(AIM OF THE EXERCISE) A word-for-word copy of the following listing is needed. Leave out its images.

════════════════════

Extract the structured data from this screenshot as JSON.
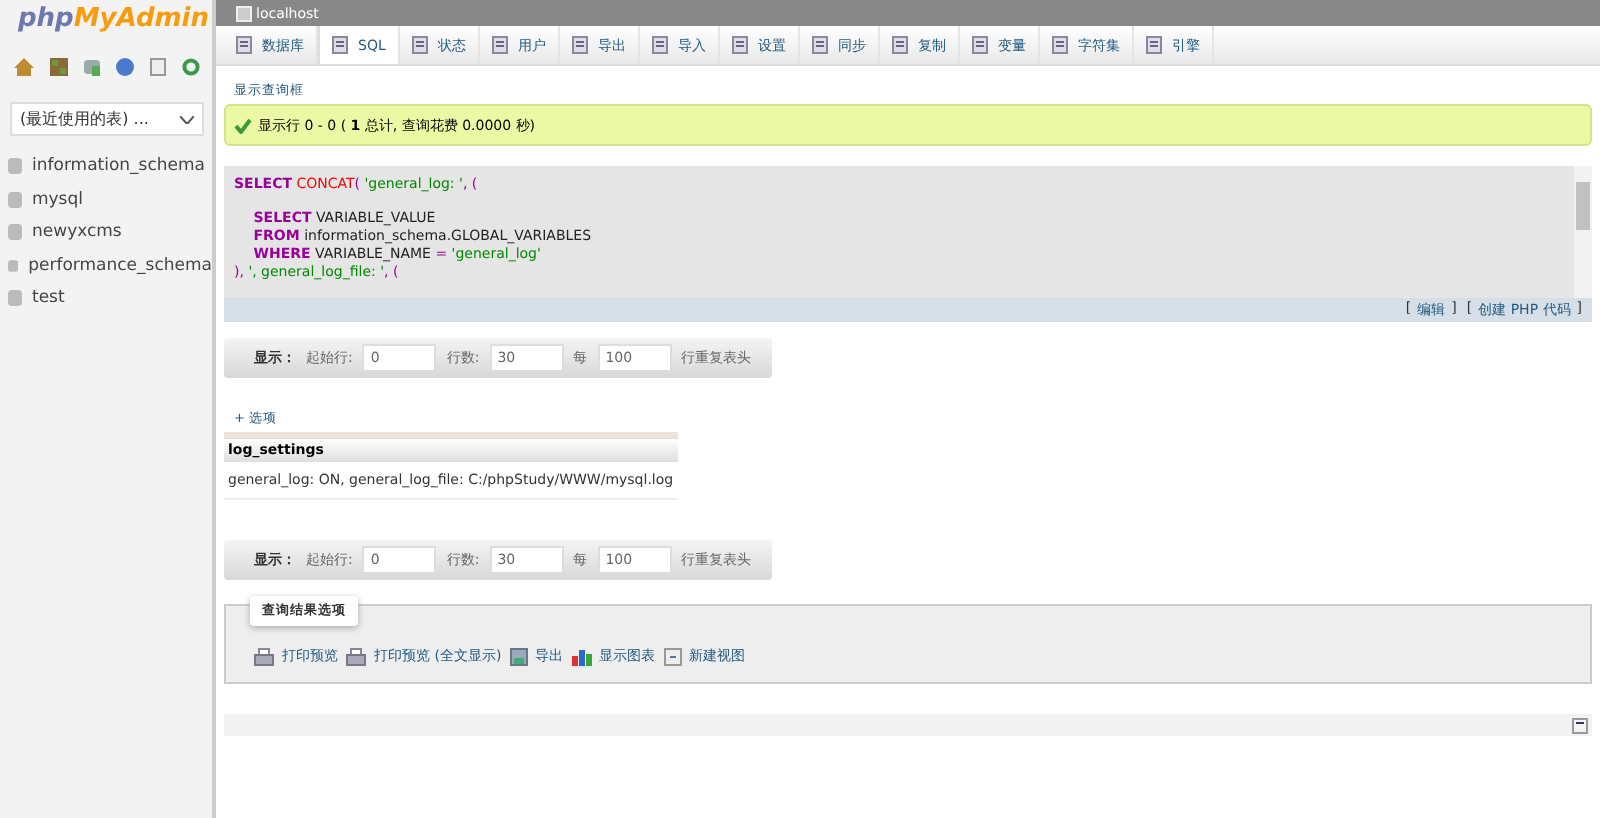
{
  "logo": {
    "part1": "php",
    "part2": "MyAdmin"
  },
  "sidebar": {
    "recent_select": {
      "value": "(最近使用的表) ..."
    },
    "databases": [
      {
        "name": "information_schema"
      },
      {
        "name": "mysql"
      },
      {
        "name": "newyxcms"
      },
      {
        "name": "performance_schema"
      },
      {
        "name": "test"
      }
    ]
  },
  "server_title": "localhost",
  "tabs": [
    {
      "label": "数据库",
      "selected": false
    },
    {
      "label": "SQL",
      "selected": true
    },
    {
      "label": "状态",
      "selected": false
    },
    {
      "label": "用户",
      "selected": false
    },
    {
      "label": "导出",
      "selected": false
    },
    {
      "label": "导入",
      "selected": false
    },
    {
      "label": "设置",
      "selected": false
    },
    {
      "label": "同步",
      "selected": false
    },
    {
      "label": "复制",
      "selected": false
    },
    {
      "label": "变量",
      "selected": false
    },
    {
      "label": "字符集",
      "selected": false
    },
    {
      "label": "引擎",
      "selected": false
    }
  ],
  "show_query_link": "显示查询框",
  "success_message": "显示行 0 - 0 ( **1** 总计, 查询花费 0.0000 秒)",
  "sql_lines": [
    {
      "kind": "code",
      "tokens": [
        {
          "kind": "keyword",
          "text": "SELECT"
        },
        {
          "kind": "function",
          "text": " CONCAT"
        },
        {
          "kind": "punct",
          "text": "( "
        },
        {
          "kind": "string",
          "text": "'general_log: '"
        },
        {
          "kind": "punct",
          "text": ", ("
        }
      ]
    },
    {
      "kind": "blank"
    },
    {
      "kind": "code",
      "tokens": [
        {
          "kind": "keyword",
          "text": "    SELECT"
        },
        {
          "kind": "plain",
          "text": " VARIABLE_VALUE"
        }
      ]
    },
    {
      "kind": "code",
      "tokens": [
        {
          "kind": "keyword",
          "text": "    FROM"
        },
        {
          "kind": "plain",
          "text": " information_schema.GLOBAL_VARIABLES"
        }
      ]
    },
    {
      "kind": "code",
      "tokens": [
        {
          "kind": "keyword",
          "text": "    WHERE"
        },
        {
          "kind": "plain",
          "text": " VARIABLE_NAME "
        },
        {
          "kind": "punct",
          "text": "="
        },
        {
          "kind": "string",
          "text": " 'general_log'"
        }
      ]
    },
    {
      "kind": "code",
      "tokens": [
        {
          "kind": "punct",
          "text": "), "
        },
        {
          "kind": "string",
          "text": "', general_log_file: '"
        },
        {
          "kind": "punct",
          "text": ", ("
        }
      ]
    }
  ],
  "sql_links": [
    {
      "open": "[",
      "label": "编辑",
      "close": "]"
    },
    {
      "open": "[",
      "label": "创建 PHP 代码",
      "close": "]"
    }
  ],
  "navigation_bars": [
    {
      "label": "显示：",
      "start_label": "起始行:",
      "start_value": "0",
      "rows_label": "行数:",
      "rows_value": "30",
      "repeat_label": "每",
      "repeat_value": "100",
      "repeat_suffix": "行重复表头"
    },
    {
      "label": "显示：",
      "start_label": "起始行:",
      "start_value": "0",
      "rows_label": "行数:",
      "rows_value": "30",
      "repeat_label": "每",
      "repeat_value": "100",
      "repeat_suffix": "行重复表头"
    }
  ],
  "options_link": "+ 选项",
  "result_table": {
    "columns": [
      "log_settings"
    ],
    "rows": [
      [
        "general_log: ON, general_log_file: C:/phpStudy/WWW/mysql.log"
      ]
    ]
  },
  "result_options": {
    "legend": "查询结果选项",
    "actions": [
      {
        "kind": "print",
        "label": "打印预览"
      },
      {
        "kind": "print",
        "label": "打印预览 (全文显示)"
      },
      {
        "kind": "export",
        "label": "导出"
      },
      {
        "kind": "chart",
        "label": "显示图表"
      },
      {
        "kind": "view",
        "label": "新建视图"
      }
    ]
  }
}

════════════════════

(WRITTEN RESPONSE)
Extract the structured data from this screenshot as JSON.
{
  "logo": {
    "part1": "php",
    "part2": "MyAdmin"
  },
  "sidebar": {
    "recent_select": {
      "value": "(最近使用的表) ..."
    },
    "databases": [
      {
        "name": "information_schema"
      },
      {
        "name": "mysql"
      },
      {
        "name": "newyxcms"
      },
      {
        "name": "performance_schema"
      },
      {
        "name": "test"
      }
    ]
  },
  "server_title": "localhost",
  "tabs": [
    {
      "label": "数据库",
      "selected": false
    },
    {
      "label": "SQL",
      "selected": true
    },
    {
      "label": "状态",
      "selected": false
    },
    {
      "label": "用户",
      "selected": false
    },
    {
      "label": "导出",
      "selected": false
    },
    {
      "label": "导入",
      "selected": false
    },
    {
      "label": "设置",
      "selected": false
    },
    {
      "label": "同步",
      "selected": false
    },
    {
      "label": "复制",
      "selected": false
    },
    {
      "label": "变量",
      "selected": false
    },
    {
      "label": "字符集",
      "selected": false
    },
    {
      "label": "引擎",
      "selected": false
    }
  ],
  "show_query_link": "显示查询框",
  "success_message": "显示行 0 - 0 ( **1** 总计, 查询花费 0.0000 秒)",
  "sql_lines": [
    {
      "kind": "code",
      "tokens": [
        {
          "kind": "keyword",
          "text": "SELECT"
        },
        {
          "kind": "function",
          "text": " CONCAT"
        },
        {
          "kind": "punct",
          "text": "( "
        },
        {
          "kind": "string",
          "text": "'general_log: '"
        },
        {
          "kind": "punct",
          "text": ", ("
        }
      ]
    },
    {
      "kind": "blank"
    },
    {
      "kind": "code",
      "tokens": [
        {
          "kind": "keyword",
          "text": "    SELECT"
        },
        {
          "kind": "plain",
          "text": " VARIABLE_VALUE"
        }
      ]
    },
    {
      "kind": "code",
      "tokens": [
        {
          "kind": "keyword",
          "text": "    FROM"
        },
        {
          "kind": "plain",
          "text": " information_schema.GLOBAL_VARIABLES"
        }
      ]
    },
    {
      "kind": "code",
      "tokens": [
        {
          "kind": "keyword",
          "text": "    WHERE"
        },
        {
          "kind": "plain",
          "text": " VARIABLE_NAME "
        },
        {
          "kind": "punct",
          "text": "="
        },
        {
          "kind": "string",
          "text": " 'general_log'"
        }
      ]
    },
    {
      "kind": "code",
      "tokens": [
        {
          "kind": "punct",
          "text": "), "
        },
        {
          "kind": "string",
          "text": "', general_log_file: '"
        },
        {
          "kind": "punct",
          "text": ", ("
        }
      ]
    }
  ],
  "sql_links": [
    {
      "open": "[",
      "label": "编辑",
      "close": "]"
    },
    {
      "open": "[",
      "label": "创建 PHP 代码",
      "close": "]"
    }
  ],
  "navigation_bars": [
    {
      "label": "显示：",
      "start_label": "起始行:",
      "start_value": "0",
      "rows_label": "行数:",
      "rows_value": "30",
      "repeat_label": "每",
      "repeat_value": "100",
      "repeat_suffix": "行重复表头"
    },
    {
      "label": "显示：",
      "start_label": "起始行:",
      "start_value": "0",
      "rows_label": "行数:",
      "rows_value": "30",
      "repeat_label": "每",
      "repeat_value": "100",
      "repeat_suffix": "行重复表头"
    }
  ],
  "options_link": "+ 选项",
  "result_table": {
    "columns": [
      "log_settings"
    ],
    "rows": [
      [
        "general_log: ON, general_log_file: C:/phpStudy/WWW/mysql.log"
      ]
    ]
  },
  "result_options": {
    "legend": "查询结果选项",
    "actions": [
      {
        "kind": "print",
        "label": "打印预览"
      },
      {
        "kind": "print",
        "label": "打印预览 (全文显示)"
      },
      {
        "kind": "export",
        "label": "导出"
      },
      {
        "kind": "chart",
        "label": "显示图表"
      },
      {
        "kind": "view",
        "label": "新建视图"
      }
    ]
  }
}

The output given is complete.